Agro-processing products, such as beverages, spirits, and vinegar have significant backward linkages to agriculture but make up only about 12% of total merchandise trade. Other products that have demonstrated export potential include wine, fish and crayfish, cheeses, tomato paste, fresh and dried fruits, and vegetables. Many of these products are exported to members of the Commonwealth of Independent States (CIS), where historical ties and migration flows have built consumer awareness and distribution channels. Armenian products, however, remain largely unknown to the rest of the world. Their quality standards, for example in food safety, also require improvement to meet international standards.
The country needs to diversify economic opportunities and productive capabilities to ensure sustainable economic development and poverty reduction. Success in this process will be determined by whether manufacturing firms can overcome the scale-related cost disadvantage of a small domestic market, and whether a more diversified and risk-taking manufacturing base targeted to higher-value markets can be established. Attracting committed and specialized foreign investors particularly from the large Armenian diaspora and global multinational corporations is critical for this endeavor, as they bring frontier knowledge and opportunities to integrate Armenian products into global value chains. The Armenian Development Agency (ADA) the official investment promotion agency (IPA) has been underperforming in attracting FDI compared with comparable countries.
b. Link to Country Partnership Strategy/Regional Cooperation Strategy:
The government's economic strategy foresees acceleration of structural transformation in 11 export-oriented industrial sectors to increase export diversification in products and destinations.

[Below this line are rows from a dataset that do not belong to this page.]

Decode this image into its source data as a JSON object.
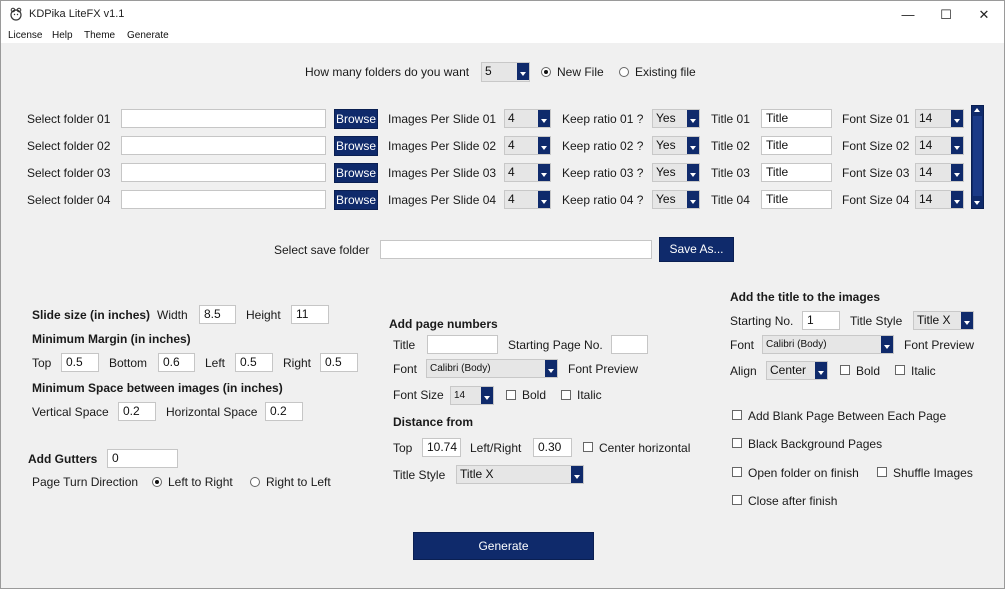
{
  "window": {
    "title": "KDPika LiteFX v1.1",
    "minimize": "—",
    "maximize": "☐",
    "close": "✕"
  },
  "menu": [
    "License",
    "Help",
    "Theme",
    "Generate"
  ],
  "top": {
    "folders_label": "How many folders do you want",
    "folders_value": "5",
    "new_file": "New File",
    "existing_file": "Existing file"
  },
  "folders": [
    {
      "select_label": "Select folder 01",
      "path": "",
      "browse": "Browse",
      "ips_label": "Images Per Slide 01",
      "ips_value": "4",
      "keep_label": "Keep ratio 01 ?",
      "keep_value": "Yes",
      "title_label": "Title 01",
      "title_value": "Title",
      "font_label": "Font Size 01",
      "font_value": "14"
    },
    {
      "select_label": "Select folder 02",
      "path": "",
      "browse": "Browse",
      "ips_label": "Images Per Slide 02",
      "ips_value": "4",
      "keep_label": "Keep ratio 02 ?",
      "keep_value": "Yes",
      "title_label": "Title 02",
      "title_value": "Title",
      "font_label": "Font Size 02",
      "font_value": "14"
    },
    {
      "select_label": "Select folder 03",
      "path": "",
      "browse": "Browse",
      "ips_label": "Images Per Slide 03",
      "ips_value": "4",
      "keep_label": "Keep ratio 03 ?",
      "keep_value": "Yes",
      "title_label": "Title 03",
      "title_value": "Title",
      "font_label": "Font Size 03",
      "font_value": "14"
    },
    {
      "select_label": "Select folder 04",
      "path": "",
      "browse": "Browse",
      "ips_label": "Images Per Slide 04",
      "ips_value": "4",
      "keep_label": "Keep ratio 04 ?",
      "keep_value": "Yes",
      "title_label": "Title 04",
      "title_value": "Title",
      "font_label": "Font Size 04",
      "font_value": "14"
    }
  ],
  "save": {
    "label": "Select save folder",
    "path": "",
    "button": "Save As..."
  },
  "slide": {
    "heading": "Slide size (in inches)",
    "width_label": "Width",
    "width_value": "8.5",
    "height_label": "Height",
    "height_value": "11",
    "margin_heading": "Minimum Margin (in inches)",
    "top_label": "Top",
    "top_value": "0.5",
    "bottom_label": "Bottom",
    "bottom_value": "0.6",
    "left_label": "Left",
    "left_value": "0.5",
    "right_label": "Right",
    "right_value": "0.5",
    "space_heading": "Minimum Space between images (in inches)",
    "vspace_label": "Vertical Space",
    "vspace_value": "0.2",
    "hspace_label": "Horizontal Space",
    "hspace_value": "0.2"
  },
  "gutters": {
    "label": "Add Gutters",
    "value": "0",
    "direction_label": "Page Turn Direction",
    "ltr": "Left to Right",
    "rtl": "Right to Left"
  },
  "page_numbers": {
    "heading": "Add page numbers",
    "title_label": "Title",
    "title_value": "",
    "start_label": "Starting Page No.",
    "start_value": "",
    "font_label": "Font",
    "font_value": "Calibri (Body)",
    "preview": "Font Preview",
    "size_label": "Font Size",
    "size_value": "14",
    "bold": "Bold",
    "italic": "Italic",
    "distance_heading": "Distance from",
    "top_label": "Top",
    "top_value": "10.74",
    "lr_label": "Left/Right",
    "lr_value": "0.30",
    "center": "Center horizontal",
    "style_label": "Title Style",
    "style_value": "Title X"
  },
  "title_images": {
    "heading": "Add the title to the images",
    "start_label": "Starting No.",
    "start_value": "1",
    "style_label": "Title Style",
    "style_value": "Title X",
    "font_label": "Font",
    "font_value": "Calibri (Body)",
    "preview": "Font Preview",
    "align_label": "Align",
    "align_value": "Center",
    "bold": "Bold",
    "italic": "Italic"
  },
  "options": {
    "blank_page": "Add Blank Page Between Each Page",
    "black_bg": "Black Background Pages",
    "open_folder": "Open folder on finish",
    "shuffle": "Shuffle Images",
    "close_after": "Close after finish"
  },
  "generate": "Generate",
  "colors": {
    "accent": "#0f2a6b"
  }
}
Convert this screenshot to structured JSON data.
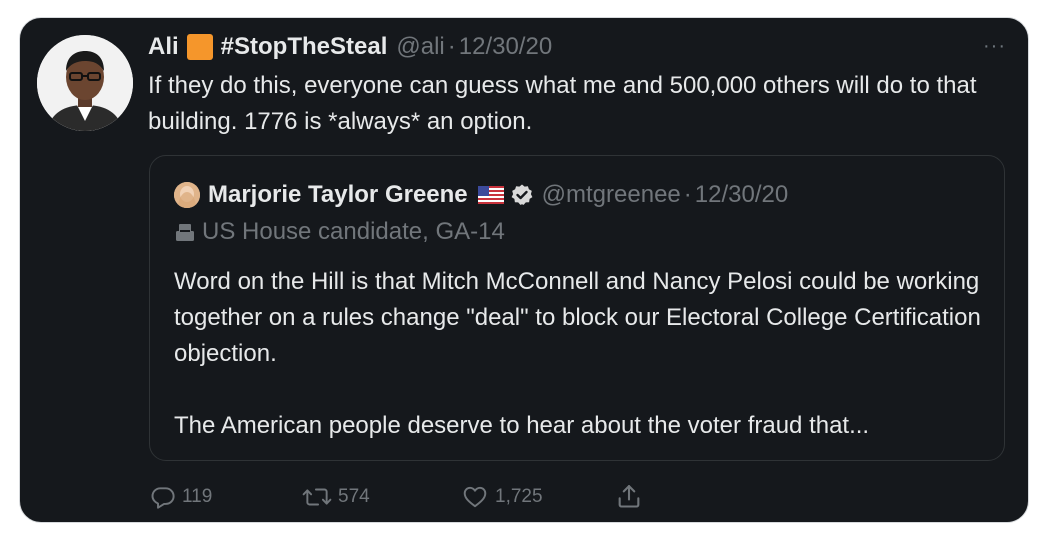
{
  "tweet": {
    "author_name": "Ali",
    "author_tag": "#StopTheSteal",
    "author_handle": "@ali",
    "separator": "·",
    "date": "12/30/20",
    "more_label": "···",
    "text": "If they do this, everyone can guess what me and 500,000 others will do to that building. 1776 is *always* an option."
  },
  "quote": {
    "author_name": "Marjorie Taylor Greene",
    "author_handle": "@mtgreenee",
    "separator": "·",
    "date": "12/30/20",
    "label": "US House candidate, GA-14",
    "text": "Word on the Hill is that Mitch McConnell and Nancy Pelosi could be working together on a rules change \"deal\" to block our Electoral College Certification objection.\n\nThe American people deserve to hear about the voter fraud that..."
  },
  "actions": {
    "replies": "119",
    "retweets": "574",
    "likes": "1,725"
  },
  "colors": {
    "background": "#15181c",
    "text": "#e7e9ea",
    "muted": "#71767b",
    "accent_square": "#f5962b"
  },
  "icons": [
    "more-icon",
    "orange-square-icon",
    "us-flag-icon",
    "verified-badge-icon",
    "ballot-box-icon",
    "reply-icon",
    "retweet-icon",
    "like-icon",
    "share-icon"
  ]
}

Strategies and action plans for most of these strategic sectors have already been approved, and the remaining sector action plans are being finalized. Successful implementation of the action plans will help create jobs. The government is also developing an FDI strategy to attract committed foreign investors that are specialized in the strategic sectors. Free economic zones are being established to make investing in Armenia more attractive. The government will continue to pursue an economic reform agenda to simplify regulation and facilitate investments. Initiatives such as the elimination in 2011 of a large number of unnecessary regulations and the implementation of a program of tax and customs administration reforms planned for 2013 2015 will help improve the country's attractiveness to investors.